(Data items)
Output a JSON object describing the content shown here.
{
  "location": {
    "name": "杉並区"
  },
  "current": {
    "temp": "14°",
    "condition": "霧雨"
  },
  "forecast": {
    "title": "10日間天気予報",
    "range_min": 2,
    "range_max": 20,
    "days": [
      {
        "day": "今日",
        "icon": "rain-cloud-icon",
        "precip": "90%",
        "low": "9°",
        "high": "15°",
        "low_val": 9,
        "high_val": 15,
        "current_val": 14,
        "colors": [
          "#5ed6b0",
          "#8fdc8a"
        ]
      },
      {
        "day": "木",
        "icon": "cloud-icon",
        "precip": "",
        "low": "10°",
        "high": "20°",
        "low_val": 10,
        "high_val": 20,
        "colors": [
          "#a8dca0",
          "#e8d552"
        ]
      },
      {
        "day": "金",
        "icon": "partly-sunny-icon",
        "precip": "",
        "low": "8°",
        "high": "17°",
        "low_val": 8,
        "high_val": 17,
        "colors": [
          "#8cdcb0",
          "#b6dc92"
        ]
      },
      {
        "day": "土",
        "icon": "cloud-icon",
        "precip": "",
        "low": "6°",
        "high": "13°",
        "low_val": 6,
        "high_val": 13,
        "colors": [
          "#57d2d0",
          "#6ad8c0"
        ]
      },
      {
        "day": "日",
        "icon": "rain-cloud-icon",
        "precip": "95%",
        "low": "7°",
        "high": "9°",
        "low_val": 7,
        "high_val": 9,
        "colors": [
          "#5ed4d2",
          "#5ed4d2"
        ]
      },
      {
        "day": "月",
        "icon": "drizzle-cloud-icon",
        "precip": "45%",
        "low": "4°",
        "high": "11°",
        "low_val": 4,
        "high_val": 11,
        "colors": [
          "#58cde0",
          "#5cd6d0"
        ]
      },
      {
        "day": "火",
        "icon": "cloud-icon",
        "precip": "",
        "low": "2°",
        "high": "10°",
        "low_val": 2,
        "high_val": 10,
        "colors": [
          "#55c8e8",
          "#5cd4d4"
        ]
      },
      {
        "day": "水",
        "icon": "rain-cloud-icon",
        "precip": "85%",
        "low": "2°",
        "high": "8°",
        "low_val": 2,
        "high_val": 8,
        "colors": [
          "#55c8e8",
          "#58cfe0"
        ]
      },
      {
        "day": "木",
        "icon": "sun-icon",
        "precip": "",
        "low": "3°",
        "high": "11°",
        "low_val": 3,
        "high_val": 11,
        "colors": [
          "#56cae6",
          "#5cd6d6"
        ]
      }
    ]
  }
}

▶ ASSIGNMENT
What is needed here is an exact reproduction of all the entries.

▶ RESPONSE FOR THIS EXERCISE
Output a JSON object describing the content shown here.
{
  "location": {
    "name": "杉並区"
  },
  "current": {
    "temp": "14°",
    "condition": "霧雨"
  },
  "forecast": {
    "title": "10日間天気予報",
    "range_min": 2,
    "range_max": 20,
    "days": [
      {
        "day": "今日",
        "icon": "rain-cloud-icon",
        "precip": "90%",
        "low": "9°",
        "high": "15°",
        "low_val": 9,
        "high_val": 15,
        "current_val": 14,
        "colors": [
          "#5ed6b0",
          "#8fdc8a"
        ]
      },
      {
        "day": "木",
        "icon": "cloud-icon",
        "precip": "",
        "low": "10°",
        "high": "20°",
        "low_val": 10,
        "high_val": 20,
        "colors": [
          "#a8dca0",
          "#e8d552"
        ]
      },
      {
        "day": "金",
        "icon": "partly-sunny-icon",
        "precip": "",
        "low": "8°",
        "high": "17°",
        "low_val": 8,
        "high_val": 17,
        "colors": [
          "#8cdcb0",
          "#b6dc92"
        ]
      },
      {
        "day": "土",
        "icon": "cloud-icon",
        "precip": "",
        "low": "6°",
        "high": "13°",
        "low_val": 6,
        "high_val": 13,
        "colors": [
          "#57d2d0",
          "#6ad8c0"
        ]
      },
      {
        "day": "日",
        "icon": "rain-cloud-icon",
        "precip": "95%",
        "low": "7°",
        "high": "9°",
        "low_val": 7,
        "high_val": 9,
        "colors": [
          "#5ed4d2",
          "#5ed4d2"
        ]
      },
      {
        "day": "月",
        "icon": "drizzle-cloud-icon",
        "precip": "45%",
        "low": "4°",
        "high": "11°",
        "low_val": 4,
        "high_val": 11,
        "colors": [
          "#58cde0",
          "#5cd6d0"
        ]
      },
      {
        "day": "火",
        "icon": "cloud-icon",
        "precip": "",
        "low": "2°",
        "high": "10°",
        "low_val": 2,
        "high_val": 10,
        "colors": [
          "#55c8e8",
          "#5cd4d4"
        ]
      },
      {
        "day": "水",
        "icon": "rain-cloud-icon",
        "precip": "85%",
        "low": "2°",
        "high": "8°",
        "low_val": 2,
        "high_val": 8,
        "colors": [
          "#55c8e8",
          "#58cfe0"
        ]
      },
      {
        "day": "木",
        "icon": "sun-icon",
        "precip": "",
        "low": "3°",
        "high": "11°",
        "low_val": 3,
        "high_val": 11,
        "colors": [
          "#56cae6",
          "#5cd6d6"
        ]
      }
    ]
  }
}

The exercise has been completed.